Heloise, you not only provide a lucid introduction to some of the key themes and provocations of my book; you also usefully connect its arguments to broader intellectual and political currents in the world of development, especially regarding indigenous struggles in and over the Americas. Olivia, you provide a striking engagement with the politics of intellectual investment, one that in many ways exceeds the strictures of my book to become a general mediation upon ethics and method. Ajay, you poetically and critically reflect on solidarity building across/besides territory and culture, and in so doing you begin to ask pertinent questions about “groundings” with reference to Turtle Island. Krishna, yours unfolds as a forceful defence of the urgency to focus intellectually upon the materiality of dispossession.
I’m going to engage with your response, Krishna, at some length. But firstly, I want to call attention to and amplify some of the questions that Olivia and Ajay ask.
Our fourth commentary on The Black Pacific. Olivia U. Rutazibwa is Lecturer in European and International Development Studies at the University of Portsmouth, UK. Currently she is a Postdoctoral Fellow at the Käte Hamburg Kolleg/ Centre for Global Cooperation Research, Duisburg in Germany where she looks into ways to decolonise the scholarship on sovereignty and self-determination, drawing from philosophies and practices of autonomous recovery in Somaliland, Agaciro in Rwanda and Black Power in the US. She is the former Africa desk editor and journalist at the Brussels based quarterly MO* Magazine and continues to write monthly op-eds for them.
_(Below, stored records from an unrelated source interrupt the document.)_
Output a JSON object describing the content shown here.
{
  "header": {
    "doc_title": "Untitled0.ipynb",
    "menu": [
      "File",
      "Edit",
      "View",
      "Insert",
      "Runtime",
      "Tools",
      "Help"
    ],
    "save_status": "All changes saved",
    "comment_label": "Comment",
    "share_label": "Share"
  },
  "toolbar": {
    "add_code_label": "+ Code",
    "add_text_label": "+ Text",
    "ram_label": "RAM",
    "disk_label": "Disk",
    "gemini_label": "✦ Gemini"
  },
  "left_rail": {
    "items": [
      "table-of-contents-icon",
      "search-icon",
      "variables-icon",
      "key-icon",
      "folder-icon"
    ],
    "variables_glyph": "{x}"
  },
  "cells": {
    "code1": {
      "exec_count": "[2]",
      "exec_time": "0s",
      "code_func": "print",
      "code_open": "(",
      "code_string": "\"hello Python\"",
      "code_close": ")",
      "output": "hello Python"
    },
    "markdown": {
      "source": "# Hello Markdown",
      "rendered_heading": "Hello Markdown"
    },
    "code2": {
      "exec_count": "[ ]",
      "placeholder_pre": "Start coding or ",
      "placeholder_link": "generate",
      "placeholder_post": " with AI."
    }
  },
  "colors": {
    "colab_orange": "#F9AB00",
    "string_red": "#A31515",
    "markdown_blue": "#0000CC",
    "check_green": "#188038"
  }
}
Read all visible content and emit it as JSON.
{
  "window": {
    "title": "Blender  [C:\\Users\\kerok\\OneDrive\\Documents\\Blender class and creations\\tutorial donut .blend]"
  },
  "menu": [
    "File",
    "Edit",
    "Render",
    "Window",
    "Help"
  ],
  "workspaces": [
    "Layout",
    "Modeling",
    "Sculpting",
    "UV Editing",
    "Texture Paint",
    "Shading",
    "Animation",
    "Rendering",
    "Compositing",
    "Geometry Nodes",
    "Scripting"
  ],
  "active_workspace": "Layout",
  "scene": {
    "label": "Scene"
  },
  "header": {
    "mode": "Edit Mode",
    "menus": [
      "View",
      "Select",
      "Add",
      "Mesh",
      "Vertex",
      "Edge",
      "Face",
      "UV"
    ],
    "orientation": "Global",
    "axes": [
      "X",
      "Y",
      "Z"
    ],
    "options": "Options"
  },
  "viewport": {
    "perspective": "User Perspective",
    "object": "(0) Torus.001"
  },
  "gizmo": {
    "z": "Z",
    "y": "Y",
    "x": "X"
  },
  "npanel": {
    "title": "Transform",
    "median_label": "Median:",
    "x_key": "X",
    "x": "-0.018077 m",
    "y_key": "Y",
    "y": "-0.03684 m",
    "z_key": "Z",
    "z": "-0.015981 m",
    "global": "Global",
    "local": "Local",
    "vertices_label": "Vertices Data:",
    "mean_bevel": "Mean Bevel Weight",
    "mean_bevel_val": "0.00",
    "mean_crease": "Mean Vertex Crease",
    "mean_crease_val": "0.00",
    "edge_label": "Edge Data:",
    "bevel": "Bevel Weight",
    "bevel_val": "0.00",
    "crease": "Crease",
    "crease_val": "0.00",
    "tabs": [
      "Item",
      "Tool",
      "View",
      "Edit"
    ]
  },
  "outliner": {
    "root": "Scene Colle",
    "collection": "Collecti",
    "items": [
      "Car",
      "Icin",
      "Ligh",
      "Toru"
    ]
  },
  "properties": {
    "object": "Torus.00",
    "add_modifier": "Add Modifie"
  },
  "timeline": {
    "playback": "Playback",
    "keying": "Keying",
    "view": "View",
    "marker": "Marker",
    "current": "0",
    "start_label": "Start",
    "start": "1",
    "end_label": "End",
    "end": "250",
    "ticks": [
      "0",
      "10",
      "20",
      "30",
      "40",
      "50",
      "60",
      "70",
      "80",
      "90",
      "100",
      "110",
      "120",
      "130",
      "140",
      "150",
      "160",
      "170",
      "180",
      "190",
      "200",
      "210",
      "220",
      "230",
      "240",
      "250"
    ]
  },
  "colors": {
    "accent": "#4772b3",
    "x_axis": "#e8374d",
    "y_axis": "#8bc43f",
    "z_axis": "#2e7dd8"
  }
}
When I first started reading Robbie Shilliam’s The Black Pacific last April, I was only a couple of pages in when I shot him the following email: “Sitting on a sunny terras [sic] by the waterfront in Antwerp and reading your book. It is not often that I feel deeply comforted, healing, cared for and utterly inspired reading an academic text… At some point I’ll hopefully have more eloquent ways to share my thoughts with you on your book, for now it’s just feelings…J”
Today, more than half a year later, the point of ‘more eloquence’ has supposedly arrived, but I doubt that I will ever truly reach it when it comes to this remarkable book.
In what follows I will share some preliminary thoughts on The Black Pacific, rather than venture into a full on book review. The book challenges our traditional (read: colonial) ways of doing research so convincingly and profoundly, that a conventional review would not do it justice. Too many of our research ways continue to be concerned with the generalizable and the linear. Divisive categorisations still play an important role and we end up with consumable knowledge at the service of the (oppressive) control of reality and peoples. Too often then, academic conversations, ideally conceived as open spaces for dialogue, exchange and creation, ossify into zones of judgementality, oxygenised by a misguided belief that there are indeed some absolute truths out there. The Black Pacific speaks a radically different language.
To me, it sang like Rebel Music at the heart of the (IR) academy and as such, it was a source of comforting discomfort. More on that later.